The European Breeding Bird Atlas is also a win for civil society. Coordinated by the European Bird Census Council, it has counted on the support of many other institutions, public and private, and the role of the BirdLife family has been simply amazing. For more than 5 years, BLI partners have both gathered data, shared national atlas data, trained colleagues and analysed results. I remember a trip to Ukraine in 2015. The objective was to support the work done by the BLI local partner USPB, but also to train other volunteers and government officials, so they could carry out the surveys. 5 years later, the Ukranian squares are painted blue (meaning they are of good quality). Despite limitations, despite reduced budgets, bird lovers around the continent have delivered a superb work of science, one that will directly impact our next conservation and policy priorities.
If we read all the book´s species maps from a regional perspective, this Atlas is sending us some very powerful messages:
It confirms that farmland species, such as the Ortolan bunting, or the Great bustard, suffer from agricultural intensification. Their ranges have been reduced, because their key habitats and food are disappearing.
It tells us that land abandonment has favored the regrowth of forest plant species, which has also meant improved habitats for species such as the Black Woodpecker.
It proves that Climate Change is happening right before our own eyes. We have observed a mean northward shift of 28km. Some species have shifted more than others, but can you imagine the implications of this shift, especially for far distant migrants who are being pushed to the limit in their search for food and shelter?
It tells us that nonnative and alien species keep spreading. Illegal or insufficiently regulated trade have meant an expansion of the range of these species, with direct, and in many instances negative impact on our native species.
Conservation does work. Whenever we were able to protect key habitats, such as wetlands, we have observed improved distribution of waterbirds. Similarly, those species listed as Annex I on EU Birds Directive or protected under the Bern Convention have done better. This is incredibly important, because if the species improve, so do the services they provide (plague control, seed planting, carrion removal..). In other words, when we invest in nature, nature pays us back in spades.
It shows government officials, and potential donors and investors, the key regions in need of urgent action. Pick your favorite species and you will see where and why their distribution has changed. Tailoring specific conservation projects, ensuring infrastructure takes their presence into account, and guiding sustainable investment can now be done more effectively and wisely thanks to this book.

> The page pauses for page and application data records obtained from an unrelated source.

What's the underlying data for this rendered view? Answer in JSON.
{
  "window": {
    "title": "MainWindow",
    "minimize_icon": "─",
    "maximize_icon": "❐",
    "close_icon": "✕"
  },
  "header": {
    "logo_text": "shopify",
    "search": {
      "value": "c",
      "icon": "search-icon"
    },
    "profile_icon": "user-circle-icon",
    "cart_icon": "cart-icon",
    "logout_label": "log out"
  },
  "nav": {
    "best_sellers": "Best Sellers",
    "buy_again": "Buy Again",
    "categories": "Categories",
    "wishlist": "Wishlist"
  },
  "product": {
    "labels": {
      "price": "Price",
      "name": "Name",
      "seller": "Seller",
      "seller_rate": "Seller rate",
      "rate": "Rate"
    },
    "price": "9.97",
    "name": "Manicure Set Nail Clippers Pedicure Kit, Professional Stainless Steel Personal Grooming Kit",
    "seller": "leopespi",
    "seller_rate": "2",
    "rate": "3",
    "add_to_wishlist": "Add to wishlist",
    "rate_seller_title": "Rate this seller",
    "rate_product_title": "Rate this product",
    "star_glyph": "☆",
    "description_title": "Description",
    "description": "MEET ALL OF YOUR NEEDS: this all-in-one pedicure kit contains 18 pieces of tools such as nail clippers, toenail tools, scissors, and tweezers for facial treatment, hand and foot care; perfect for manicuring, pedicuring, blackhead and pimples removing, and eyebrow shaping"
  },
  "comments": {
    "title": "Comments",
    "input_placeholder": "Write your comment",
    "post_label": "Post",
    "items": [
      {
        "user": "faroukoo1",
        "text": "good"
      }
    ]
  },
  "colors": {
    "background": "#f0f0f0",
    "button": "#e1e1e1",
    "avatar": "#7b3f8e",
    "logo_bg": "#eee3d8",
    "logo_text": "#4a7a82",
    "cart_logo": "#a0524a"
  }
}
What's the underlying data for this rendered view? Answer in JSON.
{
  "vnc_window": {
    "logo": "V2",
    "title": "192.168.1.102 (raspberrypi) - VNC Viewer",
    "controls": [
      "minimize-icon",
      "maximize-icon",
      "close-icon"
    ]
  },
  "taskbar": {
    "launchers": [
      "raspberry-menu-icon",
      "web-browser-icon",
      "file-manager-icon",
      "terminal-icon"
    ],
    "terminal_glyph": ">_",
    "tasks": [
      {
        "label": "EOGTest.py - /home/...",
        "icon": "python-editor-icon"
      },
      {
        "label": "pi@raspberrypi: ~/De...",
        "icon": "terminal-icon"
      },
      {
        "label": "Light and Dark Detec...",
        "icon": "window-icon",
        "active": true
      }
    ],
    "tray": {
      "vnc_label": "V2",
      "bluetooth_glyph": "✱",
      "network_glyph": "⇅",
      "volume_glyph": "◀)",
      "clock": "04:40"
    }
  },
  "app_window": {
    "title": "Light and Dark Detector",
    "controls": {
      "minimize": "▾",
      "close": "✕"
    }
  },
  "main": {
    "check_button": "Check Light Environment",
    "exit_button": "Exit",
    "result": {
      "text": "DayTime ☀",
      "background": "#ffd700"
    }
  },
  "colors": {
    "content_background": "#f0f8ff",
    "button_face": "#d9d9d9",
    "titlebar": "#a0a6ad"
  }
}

Christmas is coming, and I cannot think of a better present to ask for and to give. This work was done by citizens, and for citizens, and although COVID means we cannot launch it in an auditorium filled with excited media, birders, scientists and nature-lovers, I know it will soon populate our shelves and reading rooms, because it is simply fantastic.